--- Records to process ---

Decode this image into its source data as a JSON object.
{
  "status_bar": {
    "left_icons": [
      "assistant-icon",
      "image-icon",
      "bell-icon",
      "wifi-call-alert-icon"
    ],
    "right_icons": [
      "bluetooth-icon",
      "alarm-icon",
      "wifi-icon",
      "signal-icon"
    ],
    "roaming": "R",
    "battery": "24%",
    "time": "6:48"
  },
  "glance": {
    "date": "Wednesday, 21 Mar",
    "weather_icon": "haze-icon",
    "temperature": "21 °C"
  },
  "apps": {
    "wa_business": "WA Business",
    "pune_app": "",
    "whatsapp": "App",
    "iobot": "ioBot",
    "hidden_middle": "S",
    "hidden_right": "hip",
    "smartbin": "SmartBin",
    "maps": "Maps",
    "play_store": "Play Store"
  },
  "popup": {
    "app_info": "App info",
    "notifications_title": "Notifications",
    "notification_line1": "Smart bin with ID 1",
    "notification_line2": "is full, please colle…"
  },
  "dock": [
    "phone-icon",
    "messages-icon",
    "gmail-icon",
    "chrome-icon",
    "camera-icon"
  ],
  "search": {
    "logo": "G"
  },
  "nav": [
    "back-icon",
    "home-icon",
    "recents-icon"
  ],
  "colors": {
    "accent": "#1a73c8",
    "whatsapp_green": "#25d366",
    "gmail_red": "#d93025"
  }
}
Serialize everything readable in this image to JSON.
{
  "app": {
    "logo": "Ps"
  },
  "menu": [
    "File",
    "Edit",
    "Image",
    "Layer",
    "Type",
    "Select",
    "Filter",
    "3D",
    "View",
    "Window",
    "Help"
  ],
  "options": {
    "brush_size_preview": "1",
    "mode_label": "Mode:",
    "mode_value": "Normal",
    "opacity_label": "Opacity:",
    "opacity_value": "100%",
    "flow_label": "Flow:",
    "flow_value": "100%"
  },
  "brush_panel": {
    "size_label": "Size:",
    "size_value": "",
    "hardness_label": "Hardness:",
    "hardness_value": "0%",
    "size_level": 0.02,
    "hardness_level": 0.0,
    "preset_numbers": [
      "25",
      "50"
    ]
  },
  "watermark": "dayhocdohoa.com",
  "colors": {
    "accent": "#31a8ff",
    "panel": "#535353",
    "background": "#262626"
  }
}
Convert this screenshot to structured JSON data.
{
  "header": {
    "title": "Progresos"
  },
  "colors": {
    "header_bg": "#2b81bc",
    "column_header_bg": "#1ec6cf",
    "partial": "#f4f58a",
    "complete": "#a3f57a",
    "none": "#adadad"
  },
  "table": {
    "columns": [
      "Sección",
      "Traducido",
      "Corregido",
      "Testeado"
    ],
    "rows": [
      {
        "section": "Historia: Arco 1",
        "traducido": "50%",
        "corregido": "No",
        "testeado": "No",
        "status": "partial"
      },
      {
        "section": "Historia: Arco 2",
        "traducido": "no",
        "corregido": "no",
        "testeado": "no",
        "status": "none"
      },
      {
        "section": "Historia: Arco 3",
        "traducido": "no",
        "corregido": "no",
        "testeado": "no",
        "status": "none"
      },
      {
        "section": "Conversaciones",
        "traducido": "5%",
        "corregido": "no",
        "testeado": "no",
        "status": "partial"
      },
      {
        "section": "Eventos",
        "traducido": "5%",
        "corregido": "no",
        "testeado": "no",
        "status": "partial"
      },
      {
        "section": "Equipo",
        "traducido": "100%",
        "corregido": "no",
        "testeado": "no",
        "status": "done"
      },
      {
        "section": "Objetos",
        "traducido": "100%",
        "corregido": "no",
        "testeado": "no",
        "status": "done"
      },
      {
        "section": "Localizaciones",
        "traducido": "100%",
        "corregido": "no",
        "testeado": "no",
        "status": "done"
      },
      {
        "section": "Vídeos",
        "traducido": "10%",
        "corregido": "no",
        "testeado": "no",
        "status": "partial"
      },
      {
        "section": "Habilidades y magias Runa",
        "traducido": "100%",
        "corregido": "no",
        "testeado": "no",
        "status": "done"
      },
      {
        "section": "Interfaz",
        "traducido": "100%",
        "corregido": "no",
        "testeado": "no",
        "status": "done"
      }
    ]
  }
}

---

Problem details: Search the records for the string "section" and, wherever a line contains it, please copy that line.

Completed task:
        "section": "Historia: Arco 1",
        "section": "Historia: Arco 2",
        "section": "Historia: Arco 3",
        "section": "Conversaciones",
        "section": "Eventos",
        "section": "Equipo",
        "section": "Objetos",
        "section": "Localizaciones",
        "section": "Vídeos",
        "section": "Habilidades y magias Runa",
        "section": "Interfaz",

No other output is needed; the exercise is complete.